Syrian President Bashar al-Assad said he hoped that Francois Hollande’s election as French president will lead to a change in French policy toward his country.
Hollande should understand that it’s not in French interests “to create chaos here in Syria or the Arab world” by seeking regime change, Assad said in an interview with Russian state television broadcast today.
European countries are against Syria’s current leadership because they want to install a government that will follow their wishes, he said. Saudi Arabia’s professed goal of advancing democracy in Syria is “funny,” Assad said.
Assad’s security forces are trying to crush a 14-month-old rebellion against his rule. A United Nations cease-fire plan has failed to curb violence, with Syrian security forces killing 21 people today, according to Al Arabiya. Creating aid corridors in Syria to protect civilians from government troops or considering air attacks would be “premature,” U.S. Ambassador to the United Nations Susan Rice said yesterday. Last month, Hollande told Europe 1 radio he would participate in a military operation in Syria if it were approved by the UN.
Failure by the UN monitoring mission may persuade Russia and China, the strongest advocates for giving Annan’s initiative more time, to consider stronger measures such as additional sanctions to pressure Assad to stop killing his opponents and civilians.
Assad said today that the support provided to his country by the two nations is aimed at shoring up regional stability and not aiding his government’s survival. The Syrian president said that parliamentary elections on May 7 showed the country backed his reform plans.

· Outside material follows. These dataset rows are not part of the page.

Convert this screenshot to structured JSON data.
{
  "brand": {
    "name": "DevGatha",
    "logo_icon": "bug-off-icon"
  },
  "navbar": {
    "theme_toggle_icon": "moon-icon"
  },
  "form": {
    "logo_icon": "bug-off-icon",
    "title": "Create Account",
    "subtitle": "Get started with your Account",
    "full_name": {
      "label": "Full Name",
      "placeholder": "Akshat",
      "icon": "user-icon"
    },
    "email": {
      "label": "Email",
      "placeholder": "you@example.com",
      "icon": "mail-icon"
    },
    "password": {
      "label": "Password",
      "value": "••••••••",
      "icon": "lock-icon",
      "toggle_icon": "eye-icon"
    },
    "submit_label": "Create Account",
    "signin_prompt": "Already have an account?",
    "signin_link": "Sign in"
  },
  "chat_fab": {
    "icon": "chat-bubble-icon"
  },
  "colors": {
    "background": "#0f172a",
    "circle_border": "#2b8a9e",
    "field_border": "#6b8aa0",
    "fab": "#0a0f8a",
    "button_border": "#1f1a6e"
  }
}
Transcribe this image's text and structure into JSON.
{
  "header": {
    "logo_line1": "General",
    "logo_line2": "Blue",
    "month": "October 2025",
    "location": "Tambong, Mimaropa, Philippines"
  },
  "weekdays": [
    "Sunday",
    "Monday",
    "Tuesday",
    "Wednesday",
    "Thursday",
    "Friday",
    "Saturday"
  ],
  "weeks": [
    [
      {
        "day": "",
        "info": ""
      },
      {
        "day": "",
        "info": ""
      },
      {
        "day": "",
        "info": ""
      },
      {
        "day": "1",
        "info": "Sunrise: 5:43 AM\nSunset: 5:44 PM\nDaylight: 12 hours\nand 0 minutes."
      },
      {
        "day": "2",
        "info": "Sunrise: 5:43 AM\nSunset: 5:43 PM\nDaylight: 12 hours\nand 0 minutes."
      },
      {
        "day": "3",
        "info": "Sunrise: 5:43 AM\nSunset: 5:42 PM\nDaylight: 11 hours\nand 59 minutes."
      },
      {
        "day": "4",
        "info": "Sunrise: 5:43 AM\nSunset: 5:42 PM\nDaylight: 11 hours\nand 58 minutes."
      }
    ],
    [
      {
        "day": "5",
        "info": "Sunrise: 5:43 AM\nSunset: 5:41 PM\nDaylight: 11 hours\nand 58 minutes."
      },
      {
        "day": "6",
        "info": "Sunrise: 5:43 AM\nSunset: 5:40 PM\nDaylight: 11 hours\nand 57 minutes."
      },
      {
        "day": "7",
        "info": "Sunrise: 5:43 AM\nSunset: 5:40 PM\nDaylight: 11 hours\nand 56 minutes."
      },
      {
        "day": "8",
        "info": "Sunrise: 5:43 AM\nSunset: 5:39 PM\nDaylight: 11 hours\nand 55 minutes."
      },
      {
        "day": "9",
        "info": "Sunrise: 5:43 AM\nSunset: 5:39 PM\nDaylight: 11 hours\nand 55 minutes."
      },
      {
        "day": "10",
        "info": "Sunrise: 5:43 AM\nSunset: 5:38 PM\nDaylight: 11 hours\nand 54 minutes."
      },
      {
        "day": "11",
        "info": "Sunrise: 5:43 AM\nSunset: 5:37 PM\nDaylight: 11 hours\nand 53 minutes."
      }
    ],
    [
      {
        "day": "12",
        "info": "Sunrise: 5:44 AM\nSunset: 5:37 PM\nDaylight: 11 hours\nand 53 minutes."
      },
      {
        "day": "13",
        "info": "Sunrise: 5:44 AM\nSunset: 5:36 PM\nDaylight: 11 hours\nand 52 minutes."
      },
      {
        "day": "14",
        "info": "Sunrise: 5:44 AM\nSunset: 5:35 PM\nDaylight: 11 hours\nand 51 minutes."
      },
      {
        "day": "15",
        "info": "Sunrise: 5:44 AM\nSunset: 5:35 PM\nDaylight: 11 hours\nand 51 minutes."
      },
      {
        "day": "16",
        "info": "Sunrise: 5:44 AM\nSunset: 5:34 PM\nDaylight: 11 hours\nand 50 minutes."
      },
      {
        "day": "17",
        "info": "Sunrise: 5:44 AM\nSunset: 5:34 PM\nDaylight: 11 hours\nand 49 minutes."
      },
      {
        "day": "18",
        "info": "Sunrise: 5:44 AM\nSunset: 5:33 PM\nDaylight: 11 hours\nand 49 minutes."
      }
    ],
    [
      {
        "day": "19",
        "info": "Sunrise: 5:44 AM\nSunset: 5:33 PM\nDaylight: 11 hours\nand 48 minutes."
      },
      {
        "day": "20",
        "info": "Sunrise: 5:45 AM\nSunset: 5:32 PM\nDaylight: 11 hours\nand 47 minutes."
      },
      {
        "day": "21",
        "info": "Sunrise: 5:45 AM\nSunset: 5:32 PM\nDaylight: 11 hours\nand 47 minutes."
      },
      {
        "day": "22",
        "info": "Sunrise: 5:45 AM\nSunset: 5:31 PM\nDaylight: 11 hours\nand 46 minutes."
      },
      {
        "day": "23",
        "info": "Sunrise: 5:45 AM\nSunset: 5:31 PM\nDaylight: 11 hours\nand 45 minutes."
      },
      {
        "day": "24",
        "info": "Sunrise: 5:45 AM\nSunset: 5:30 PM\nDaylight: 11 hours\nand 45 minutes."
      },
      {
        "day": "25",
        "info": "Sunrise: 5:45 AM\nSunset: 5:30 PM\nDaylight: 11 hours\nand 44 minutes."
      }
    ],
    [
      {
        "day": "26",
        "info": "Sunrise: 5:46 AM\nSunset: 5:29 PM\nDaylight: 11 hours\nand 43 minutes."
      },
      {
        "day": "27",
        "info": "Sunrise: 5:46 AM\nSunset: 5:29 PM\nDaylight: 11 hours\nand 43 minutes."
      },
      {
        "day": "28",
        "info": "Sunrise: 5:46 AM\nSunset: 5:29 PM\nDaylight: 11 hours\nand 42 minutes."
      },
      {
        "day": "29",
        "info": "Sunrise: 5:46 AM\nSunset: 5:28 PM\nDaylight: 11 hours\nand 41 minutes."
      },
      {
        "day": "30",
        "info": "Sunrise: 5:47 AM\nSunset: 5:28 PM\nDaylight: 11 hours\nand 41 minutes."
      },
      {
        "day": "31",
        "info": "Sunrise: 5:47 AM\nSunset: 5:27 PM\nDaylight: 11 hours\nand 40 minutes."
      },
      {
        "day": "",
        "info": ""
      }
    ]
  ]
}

Fifty-one percent of Syrian voters took part in the election, Khalaf al-Ezzawi, head of the elections panel, told a news conference on state television yesterday.